The Gemara in Masechet Shabbat (p. 39) states that “Bishul B’Hama”-cooking using the direct rays of the sun is permitted on Shabbat. For example, one may heat a glass of water by placing it outside in the sun. The Menuhat Ahaba (Rabbi Moshe Halevi, Israel, 1961-2001) even allows using a magnifying glass to concentrate the sunlight on the water, even if it brings the water to the boiling point. However, it is prohibited to use the magnifying glass to make a fire and then cook with that fire.
Rashi explains that there is neither a Torah nor Rabbinic violation involved in cooking in the sun, since that is not the normal way of cooking. Rav Moshe Feinstein (Russia – New York, 1895-1986) in his Iggerot Moshe (3:52) understands Rashi that any type of cooking which is not the normal method was never prohibited by the Rabbis, but if a method other than fire becomes the norm, it may be even be prohibited from the Torah. According to this approach, cooking in a microwave may be prohibited form the Torah. Even though it is not cooking with fire, since it has become accepted practice, the exemption no longer exists.
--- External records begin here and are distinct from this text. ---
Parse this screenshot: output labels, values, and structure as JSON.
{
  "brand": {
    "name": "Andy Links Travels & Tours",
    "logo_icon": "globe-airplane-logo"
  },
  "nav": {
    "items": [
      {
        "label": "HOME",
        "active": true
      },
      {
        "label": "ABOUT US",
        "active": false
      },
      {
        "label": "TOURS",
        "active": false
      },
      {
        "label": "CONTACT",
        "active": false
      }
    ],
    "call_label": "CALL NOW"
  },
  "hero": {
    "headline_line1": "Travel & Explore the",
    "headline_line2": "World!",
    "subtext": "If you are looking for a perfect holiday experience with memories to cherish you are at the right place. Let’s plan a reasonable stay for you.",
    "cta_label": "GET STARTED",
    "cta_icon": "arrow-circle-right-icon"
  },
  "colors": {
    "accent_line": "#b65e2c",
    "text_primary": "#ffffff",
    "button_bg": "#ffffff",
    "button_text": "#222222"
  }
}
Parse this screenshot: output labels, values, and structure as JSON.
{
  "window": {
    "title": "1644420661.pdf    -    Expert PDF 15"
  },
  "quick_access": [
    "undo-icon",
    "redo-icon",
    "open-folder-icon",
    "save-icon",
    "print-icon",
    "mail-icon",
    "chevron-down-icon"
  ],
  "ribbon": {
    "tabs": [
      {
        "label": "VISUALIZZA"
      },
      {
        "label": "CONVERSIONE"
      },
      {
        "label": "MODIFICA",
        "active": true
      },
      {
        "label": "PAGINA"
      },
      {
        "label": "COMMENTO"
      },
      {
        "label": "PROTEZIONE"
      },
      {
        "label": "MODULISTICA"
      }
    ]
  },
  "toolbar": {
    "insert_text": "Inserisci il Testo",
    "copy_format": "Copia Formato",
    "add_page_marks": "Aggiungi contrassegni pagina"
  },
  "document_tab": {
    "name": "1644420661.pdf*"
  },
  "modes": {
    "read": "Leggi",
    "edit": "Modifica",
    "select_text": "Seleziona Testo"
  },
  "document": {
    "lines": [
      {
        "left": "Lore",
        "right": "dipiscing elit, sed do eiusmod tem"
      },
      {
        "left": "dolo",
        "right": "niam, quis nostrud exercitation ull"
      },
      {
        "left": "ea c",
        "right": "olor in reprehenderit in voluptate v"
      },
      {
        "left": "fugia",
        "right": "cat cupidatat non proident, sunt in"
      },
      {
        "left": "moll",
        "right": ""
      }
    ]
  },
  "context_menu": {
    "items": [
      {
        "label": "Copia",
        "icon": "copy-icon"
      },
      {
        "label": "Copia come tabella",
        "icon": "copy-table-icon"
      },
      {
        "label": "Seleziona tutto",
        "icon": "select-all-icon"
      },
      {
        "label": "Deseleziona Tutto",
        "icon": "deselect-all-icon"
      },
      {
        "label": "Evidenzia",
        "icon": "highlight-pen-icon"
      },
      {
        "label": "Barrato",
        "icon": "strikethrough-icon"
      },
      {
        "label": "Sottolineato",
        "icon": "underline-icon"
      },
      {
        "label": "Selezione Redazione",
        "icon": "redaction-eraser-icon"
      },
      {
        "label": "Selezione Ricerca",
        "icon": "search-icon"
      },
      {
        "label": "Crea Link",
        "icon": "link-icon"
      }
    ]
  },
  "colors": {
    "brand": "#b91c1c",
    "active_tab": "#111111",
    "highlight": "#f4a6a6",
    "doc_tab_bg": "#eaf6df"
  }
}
It should be noted that the Egleh Tal ( R. Avraham Borenstein, Poland, 1838-1910, Melechet HaOfeh 44) understands Rashi in a different way. Hacham Ovadia (Hazon Ovadia Vol. 4 p. 402) argues that cooking with a microwave is fundamentally different then cooking with fire, and therefore, although it is the norm, it is not prohibited by Torah law, only by Rabbinic law.
No authority holds that it is permitted to cook with a microwave on Shabbat. They merely disagree as to the level of the prohibition. The Mishna Berura Tiferet (318:52) cites Rav Shlomo Zalman Auerbach (Jerusalem, 1910-1995) that if the prohibition is only M’drabanan, then microwaves would be the preferred method for cooking in the event that a sick person needs cooked food.
It is permitted to heat food and water directly in the sunlight or with a magnifying glass.
In the even that a sick person requires cooked food on Shabbat, it is preferable to use a microwave rather than a conventional oven.